* [Work request] Copy out each line of the data below in which "icon" appears.

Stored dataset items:
········

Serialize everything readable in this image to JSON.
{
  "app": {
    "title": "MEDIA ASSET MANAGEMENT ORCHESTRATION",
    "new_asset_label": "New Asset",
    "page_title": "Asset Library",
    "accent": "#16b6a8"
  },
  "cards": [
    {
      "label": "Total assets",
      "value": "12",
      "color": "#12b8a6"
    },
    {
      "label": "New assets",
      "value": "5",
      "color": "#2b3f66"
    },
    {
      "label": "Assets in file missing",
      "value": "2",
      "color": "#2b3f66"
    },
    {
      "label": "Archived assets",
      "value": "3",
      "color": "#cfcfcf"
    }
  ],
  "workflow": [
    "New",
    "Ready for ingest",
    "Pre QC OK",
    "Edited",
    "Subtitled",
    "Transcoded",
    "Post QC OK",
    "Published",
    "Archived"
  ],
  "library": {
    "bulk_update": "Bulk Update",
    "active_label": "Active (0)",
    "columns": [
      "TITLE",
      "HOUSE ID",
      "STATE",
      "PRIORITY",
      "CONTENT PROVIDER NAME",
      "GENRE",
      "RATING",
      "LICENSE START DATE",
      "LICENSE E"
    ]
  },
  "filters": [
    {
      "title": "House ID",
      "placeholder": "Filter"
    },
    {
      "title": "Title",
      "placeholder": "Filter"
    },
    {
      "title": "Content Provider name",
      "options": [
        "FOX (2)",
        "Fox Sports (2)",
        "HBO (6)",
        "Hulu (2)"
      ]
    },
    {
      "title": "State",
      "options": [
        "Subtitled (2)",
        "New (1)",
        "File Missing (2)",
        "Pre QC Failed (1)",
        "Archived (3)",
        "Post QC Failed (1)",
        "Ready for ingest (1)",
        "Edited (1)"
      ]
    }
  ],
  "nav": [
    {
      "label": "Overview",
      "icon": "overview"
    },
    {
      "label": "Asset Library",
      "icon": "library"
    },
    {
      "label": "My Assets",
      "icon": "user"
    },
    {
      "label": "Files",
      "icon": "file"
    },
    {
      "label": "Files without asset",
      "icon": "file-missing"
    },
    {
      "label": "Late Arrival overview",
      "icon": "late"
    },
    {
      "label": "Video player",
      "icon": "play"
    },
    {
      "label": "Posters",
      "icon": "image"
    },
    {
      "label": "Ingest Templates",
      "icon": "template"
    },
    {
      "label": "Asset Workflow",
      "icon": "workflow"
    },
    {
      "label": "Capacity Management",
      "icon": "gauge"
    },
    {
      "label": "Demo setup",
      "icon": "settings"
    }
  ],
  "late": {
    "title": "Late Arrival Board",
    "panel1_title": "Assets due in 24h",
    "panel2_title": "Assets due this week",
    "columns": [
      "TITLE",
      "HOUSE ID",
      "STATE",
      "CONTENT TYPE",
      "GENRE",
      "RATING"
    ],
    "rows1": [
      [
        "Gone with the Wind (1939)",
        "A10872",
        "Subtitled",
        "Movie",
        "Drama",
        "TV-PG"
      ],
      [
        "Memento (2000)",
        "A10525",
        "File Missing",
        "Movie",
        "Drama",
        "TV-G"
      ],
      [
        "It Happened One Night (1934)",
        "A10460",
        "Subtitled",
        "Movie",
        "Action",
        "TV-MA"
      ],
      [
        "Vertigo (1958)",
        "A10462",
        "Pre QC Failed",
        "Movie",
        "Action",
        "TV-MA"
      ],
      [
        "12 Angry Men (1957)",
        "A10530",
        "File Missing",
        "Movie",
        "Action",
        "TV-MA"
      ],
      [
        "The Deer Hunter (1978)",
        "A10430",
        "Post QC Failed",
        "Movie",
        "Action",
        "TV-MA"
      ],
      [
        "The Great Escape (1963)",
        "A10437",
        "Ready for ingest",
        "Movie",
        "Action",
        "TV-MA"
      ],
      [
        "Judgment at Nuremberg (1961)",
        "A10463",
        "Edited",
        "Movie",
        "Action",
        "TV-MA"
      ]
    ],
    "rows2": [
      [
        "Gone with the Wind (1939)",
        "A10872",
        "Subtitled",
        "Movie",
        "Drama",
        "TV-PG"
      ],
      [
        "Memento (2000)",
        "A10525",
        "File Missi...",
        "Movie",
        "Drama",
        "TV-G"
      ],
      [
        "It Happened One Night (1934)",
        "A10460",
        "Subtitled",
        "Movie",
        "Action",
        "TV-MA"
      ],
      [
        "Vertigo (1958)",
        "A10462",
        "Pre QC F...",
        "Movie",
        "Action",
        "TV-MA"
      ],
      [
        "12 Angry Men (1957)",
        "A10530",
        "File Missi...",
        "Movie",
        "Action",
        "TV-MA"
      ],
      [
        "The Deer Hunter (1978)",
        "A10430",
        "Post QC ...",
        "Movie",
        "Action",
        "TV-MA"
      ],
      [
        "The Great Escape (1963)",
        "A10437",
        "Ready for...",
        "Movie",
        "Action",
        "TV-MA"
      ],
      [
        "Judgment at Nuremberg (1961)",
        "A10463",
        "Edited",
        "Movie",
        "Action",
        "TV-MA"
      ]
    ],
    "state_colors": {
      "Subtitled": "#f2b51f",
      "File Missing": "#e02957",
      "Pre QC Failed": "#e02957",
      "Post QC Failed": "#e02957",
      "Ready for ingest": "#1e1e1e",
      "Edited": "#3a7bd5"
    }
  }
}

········

* [Answer for this exercise]
      "icon": "overview"
      "icon": "library"
      "icon": "user"
      "icon": "file"
      "icon": "file-missing"
      "icon": "late"
      "icon": "play"
      "icon": "image"
      "icon": "template"
      "icon": "workflow"
      "icon": "gauge"
      "icon": "settings"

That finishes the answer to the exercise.